**AVAILABLE RECORDS**
'''

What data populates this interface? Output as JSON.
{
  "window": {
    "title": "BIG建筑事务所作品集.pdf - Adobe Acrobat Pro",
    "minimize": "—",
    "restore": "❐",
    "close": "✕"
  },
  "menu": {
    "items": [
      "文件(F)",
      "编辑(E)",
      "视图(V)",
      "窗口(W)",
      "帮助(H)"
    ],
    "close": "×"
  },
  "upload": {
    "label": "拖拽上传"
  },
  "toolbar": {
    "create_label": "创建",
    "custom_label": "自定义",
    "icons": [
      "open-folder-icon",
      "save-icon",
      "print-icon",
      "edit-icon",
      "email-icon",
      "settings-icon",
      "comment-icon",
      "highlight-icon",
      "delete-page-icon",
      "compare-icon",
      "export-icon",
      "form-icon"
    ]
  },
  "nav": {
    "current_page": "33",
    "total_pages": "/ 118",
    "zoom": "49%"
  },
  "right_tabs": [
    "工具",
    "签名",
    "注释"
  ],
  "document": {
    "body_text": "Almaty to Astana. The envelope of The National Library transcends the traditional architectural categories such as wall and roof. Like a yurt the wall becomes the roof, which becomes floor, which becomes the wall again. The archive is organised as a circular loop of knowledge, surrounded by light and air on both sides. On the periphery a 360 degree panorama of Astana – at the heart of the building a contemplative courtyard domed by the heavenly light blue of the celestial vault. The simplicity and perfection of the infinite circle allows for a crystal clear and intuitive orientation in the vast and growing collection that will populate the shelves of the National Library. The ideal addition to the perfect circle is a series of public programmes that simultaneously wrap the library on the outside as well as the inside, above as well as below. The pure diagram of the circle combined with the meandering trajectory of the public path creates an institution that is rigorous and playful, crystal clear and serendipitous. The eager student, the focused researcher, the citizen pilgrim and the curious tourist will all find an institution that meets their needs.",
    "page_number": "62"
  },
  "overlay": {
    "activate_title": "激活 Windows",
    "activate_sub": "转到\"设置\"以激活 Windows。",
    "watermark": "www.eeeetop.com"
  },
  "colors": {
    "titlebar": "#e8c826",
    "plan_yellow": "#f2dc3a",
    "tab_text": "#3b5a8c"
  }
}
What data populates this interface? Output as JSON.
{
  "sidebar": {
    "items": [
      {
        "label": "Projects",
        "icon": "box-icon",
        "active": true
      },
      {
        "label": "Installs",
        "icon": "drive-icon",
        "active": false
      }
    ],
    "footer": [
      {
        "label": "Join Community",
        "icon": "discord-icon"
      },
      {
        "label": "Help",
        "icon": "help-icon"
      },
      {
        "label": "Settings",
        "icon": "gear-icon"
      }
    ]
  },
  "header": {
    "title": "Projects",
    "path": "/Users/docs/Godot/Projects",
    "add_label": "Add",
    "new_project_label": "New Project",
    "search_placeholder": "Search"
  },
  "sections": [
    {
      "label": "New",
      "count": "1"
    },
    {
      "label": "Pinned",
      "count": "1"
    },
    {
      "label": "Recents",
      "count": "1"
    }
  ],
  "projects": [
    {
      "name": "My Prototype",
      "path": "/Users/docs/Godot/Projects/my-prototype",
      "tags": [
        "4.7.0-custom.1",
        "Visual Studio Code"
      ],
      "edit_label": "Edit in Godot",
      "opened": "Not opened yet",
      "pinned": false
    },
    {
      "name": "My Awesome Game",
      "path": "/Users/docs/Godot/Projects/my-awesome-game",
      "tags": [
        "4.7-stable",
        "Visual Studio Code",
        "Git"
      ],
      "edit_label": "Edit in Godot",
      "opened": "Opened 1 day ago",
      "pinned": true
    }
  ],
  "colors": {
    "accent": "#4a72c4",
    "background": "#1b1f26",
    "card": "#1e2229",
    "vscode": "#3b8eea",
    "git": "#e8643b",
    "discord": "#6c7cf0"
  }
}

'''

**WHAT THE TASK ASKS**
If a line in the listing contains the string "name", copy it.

**RESULT FOR THIS EXERCISE**
      "name": "My Prototype",
      "name": "My Awesome Game",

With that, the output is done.